◆ **What needs to be done**:
Return all lines from the entries below in which the word "icon" is present.

Stored data entries
————————

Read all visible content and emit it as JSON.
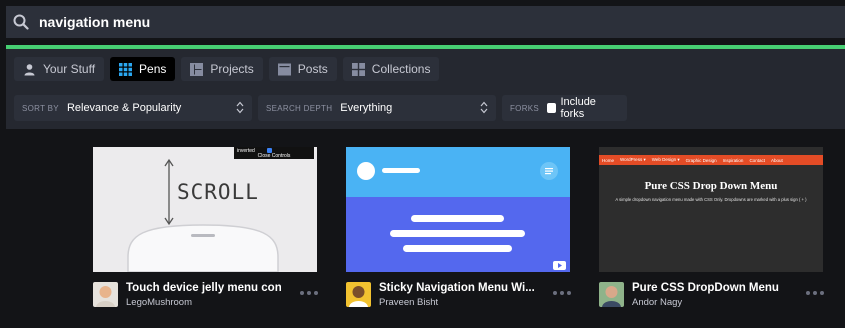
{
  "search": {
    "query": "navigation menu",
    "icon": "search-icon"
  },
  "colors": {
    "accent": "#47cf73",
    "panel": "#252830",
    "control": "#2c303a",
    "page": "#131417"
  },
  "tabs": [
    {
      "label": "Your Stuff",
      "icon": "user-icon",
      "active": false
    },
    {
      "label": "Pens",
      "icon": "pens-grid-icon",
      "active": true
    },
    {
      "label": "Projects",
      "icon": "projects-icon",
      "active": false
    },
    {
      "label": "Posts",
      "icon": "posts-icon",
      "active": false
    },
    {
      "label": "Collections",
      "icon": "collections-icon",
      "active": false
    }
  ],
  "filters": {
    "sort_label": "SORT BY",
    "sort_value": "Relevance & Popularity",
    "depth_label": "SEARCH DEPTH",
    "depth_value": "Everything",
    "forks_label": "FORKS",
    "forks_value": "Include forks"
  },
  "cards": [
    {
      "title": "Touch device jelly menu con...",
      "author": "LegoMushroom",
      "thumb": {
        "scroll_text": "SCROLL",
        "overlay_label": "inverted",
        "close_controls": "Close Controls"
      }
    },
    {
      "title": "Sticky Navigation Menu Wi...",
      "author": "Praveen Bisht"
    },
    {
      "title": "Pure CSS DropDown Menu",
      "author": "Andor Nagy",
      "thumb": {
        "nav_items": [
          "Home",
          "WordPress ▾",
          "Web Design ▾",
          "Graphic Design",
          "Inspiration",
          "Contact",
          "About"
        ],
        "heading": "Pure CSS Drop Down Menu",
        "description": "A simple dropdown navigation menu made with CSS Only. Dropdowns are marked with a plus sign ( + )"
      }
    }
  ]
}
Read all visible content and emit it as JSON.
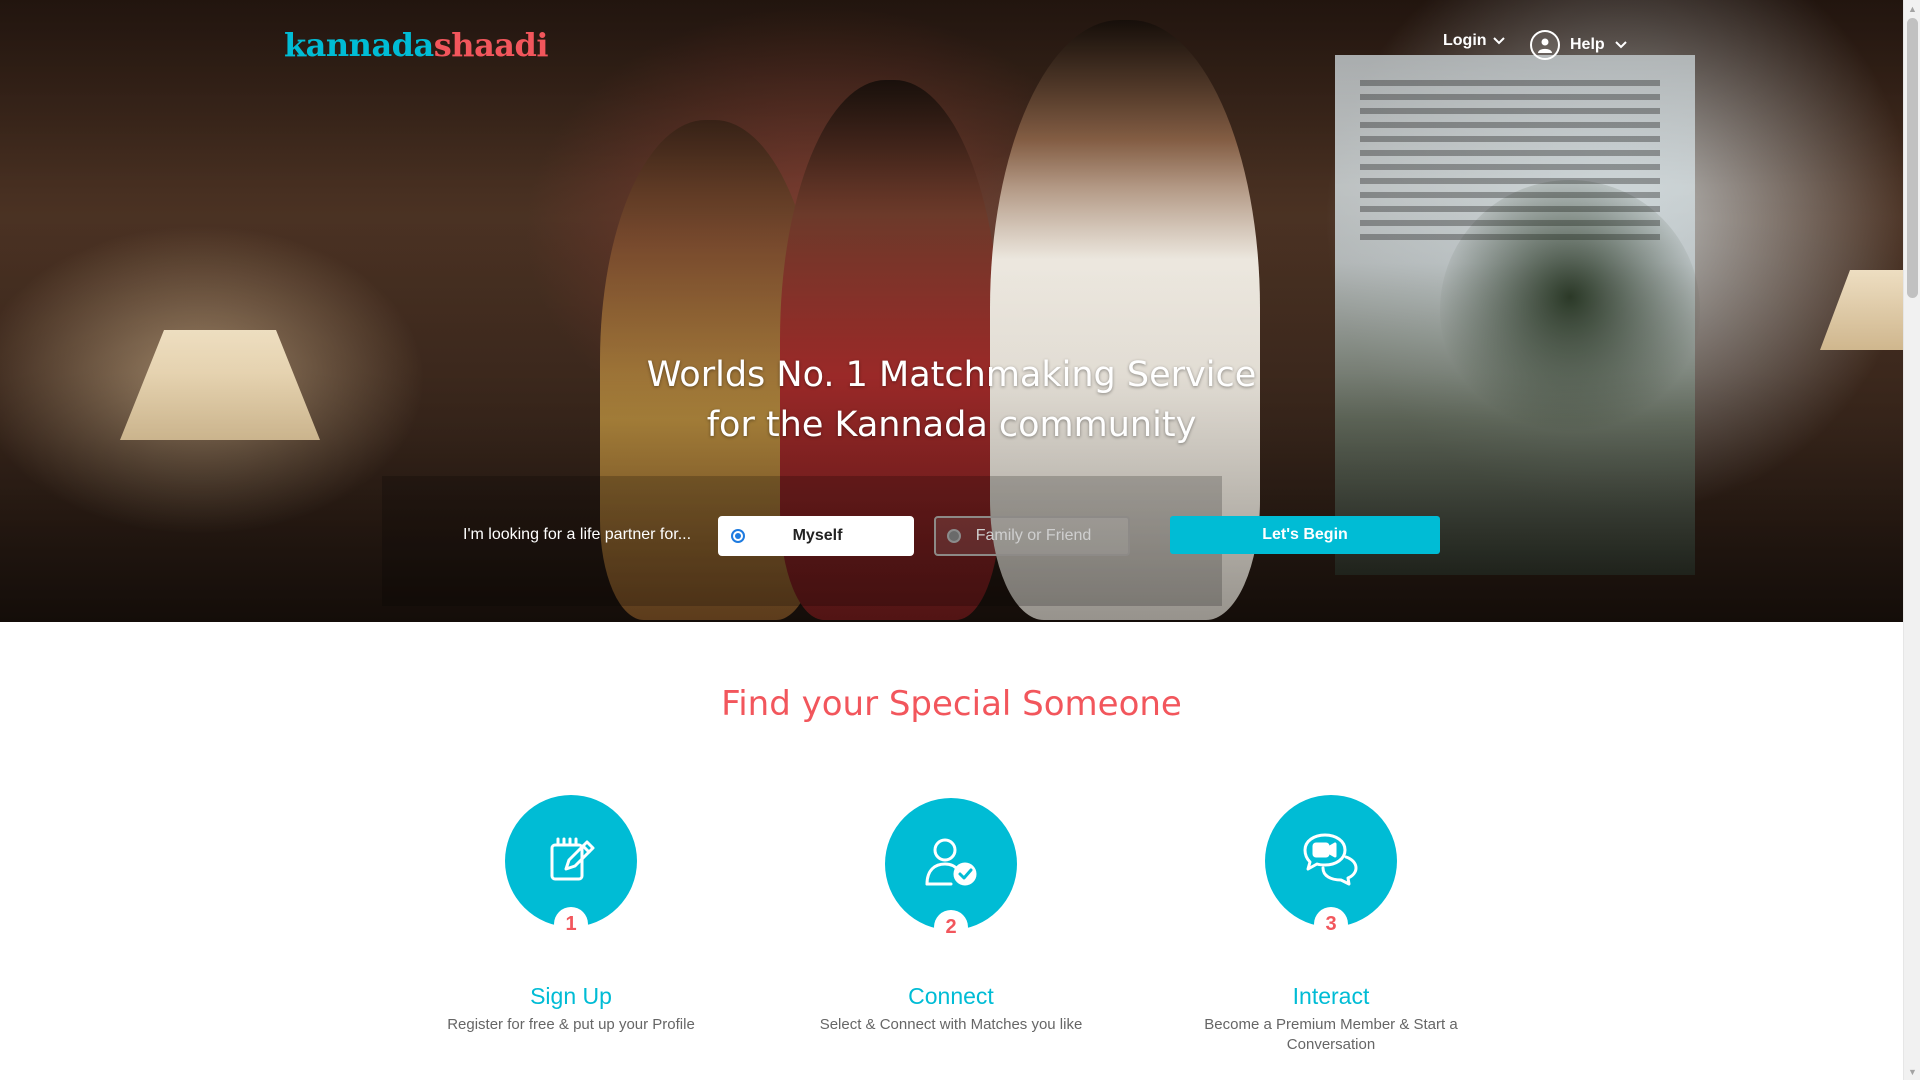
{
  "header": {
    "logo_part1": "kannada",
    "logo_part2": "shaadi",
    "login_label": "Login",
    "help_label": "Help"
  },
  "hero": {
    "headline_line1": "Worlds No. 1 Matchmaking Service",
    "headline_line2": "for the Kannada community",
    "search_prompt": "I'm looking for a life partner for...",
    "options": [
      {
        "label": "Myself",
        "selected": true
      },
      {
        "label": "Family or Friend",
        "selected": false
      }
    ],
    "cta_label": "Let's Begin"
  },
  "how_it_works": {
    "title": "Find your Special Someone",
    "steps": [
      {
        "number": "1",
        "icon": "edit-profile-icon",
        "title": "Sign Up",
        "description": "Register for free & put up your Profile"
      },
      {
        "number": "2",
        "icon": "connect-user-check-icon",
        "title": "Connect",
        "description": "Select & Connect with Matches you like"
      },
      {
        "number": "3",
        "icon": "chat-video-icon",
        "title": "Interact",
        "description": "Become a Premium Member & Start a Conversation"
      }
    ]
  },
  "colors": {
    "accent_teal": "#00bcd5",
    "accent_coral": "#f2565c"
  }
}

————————

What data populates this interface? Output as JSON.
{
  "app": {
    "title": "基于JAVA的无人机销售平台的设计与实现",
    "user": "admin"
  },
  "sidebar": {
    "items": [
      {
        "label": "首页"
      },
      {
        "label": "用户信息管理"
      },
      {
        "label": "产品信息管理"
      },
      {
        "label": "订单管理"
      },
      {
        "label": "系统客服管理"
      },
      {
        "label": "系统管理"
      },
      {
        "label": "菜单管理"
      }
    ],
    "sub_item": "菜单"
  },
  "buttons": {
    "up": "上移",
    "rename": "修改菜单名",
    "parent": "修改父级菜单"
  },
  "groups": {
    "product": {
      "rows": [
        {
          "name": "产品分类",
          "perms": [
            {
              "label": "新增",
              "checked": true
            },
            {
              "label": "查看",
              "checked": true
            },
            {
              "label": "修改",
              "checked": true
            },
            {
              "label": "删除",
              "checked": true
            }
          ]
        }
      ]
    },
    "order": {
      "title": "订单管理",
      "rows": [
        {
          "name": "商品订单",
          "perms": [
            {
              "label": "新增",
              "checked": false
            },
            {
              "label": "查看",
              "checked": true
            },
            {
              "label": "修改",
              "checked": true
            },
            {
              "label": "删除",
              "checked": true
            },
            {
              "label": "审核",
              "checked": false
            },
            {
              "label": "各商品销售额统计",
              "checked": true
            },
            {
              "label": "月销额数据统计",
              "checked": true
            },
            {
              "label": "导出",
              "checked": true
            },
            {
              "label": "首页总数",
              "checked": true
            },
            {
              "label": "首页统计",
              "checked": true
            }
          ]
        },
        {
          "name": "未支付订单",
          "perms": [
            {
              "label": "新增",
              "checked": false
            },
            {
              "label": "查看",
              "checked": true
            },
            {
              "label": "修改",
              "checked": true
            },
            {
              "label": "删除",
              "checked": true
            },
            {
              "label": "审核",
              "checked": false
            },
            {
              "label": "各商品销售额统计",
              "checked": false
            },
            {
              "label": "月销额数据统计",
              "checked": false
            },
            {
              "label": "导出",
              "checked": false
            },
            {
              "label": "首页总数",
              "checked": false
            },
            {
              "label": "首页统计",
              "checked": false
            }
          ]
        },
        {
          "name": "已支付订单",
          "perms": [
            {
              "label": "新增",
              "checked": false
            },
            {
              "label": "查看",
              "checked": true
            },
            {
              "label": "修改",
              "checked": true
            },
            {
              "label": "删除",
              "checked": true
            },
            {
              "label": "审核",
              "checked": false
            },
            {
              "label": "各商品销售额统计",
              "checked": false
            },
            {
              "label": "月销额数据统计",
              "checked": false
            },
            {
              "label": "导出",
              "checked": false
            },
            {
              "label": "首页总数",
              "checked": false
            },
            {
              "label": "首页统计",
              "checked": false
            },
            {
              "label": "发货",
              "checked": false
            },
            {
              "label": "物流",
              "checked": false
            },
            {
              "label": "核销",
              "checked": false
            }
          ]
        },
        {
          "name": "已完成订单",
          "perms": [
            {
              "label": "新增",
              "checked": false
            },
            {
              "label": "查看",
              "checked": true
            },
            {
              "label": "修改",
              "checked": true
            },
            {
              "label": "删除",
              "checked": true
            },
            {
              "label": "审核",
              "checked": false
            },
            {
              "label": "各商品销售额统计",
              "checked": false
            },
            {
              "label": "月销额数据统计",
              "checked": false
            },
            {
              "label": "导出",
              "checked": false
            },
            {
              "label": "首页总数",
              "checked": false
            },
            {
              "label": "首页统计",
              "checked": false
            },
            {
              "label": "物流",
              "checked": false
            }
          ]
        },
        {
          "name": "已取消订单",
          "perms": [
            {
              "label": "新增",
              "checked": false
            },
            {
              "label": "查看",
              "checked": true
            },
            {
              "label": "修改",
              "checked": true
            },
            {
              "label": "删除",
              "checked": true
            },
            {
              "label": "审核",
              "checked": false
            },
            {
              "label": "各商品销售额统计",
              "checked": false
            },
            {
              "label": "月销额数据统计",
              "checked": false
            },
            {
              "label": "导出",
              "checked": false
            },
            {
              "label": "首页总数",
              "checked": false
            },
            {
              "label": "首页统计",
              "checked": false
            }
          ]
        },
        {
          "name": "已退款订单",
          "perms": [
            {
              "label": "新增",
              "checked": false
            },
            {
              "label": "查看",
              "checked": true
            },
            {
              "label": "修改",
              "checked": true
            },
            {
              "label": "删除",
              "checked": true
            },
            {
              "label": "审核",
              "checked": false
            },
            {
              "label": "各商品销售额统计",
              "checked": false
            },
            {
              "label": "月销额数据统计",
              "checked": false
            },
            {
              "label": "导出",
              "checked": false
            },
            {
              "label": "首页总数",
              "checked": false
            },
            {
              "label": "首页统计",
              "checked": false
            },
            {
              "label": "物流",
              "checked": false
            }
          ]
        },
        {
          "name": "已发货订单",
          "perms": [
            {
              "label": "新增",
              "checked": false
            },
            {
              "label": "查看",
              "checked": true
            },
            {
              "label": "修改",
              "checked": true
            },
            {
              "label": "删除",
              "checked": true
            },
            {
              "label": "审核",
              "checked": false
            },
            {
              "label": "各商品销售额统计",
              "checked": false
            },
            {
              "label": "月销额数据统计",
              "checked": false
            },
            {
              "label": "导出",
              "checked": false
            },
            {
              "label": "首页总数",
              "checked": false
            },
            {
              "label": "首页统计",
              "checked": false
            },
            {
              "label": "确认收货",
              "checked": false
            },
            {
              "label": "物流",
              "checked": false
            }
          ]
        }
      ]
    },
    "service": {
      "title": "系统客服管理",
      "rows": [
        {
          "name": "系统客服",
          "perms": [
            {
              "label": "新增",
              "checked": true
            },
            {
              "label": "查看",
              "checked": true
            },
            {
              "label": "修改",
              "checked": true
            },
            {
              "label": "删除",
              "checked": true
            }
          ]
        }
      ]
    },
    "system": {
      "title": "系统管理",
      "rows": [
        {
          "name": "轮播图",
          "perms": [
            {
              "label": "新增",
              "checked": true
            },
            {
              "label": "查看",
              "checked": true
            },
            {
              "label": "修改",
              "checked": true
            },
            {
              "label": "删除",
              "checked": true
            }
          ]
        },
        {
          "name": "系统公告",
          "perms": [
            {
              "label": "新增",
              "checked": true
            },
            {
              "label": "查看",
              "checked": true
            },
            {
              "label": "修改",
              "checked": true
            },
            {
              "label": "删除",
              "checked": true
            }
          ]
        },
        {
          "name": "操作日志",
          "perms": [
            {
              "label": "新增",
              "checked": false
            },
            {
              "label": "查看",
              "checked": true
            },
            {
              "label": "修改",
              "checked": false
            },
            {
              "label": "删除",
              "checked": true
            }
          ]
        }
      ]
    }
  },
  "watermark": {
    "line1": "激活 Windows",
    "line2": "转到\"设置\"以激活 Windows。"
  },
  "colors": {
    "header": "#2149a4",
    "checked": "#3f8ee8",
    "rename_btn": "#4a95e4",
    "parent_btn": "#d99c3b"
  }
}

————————

◆ **Problem solution**:
    "icon": "search-icon"
      "icon": "user-icon",
      "icon": "pens-grid-icon",
      "icon": "projects-icon",
      "icon": "posts-icon",
      "icon": "collections-icon",
        "icon": "edit-profile-icon",
        "icon": "connect-user-check-icon",
        "icon": "chat-video-icon",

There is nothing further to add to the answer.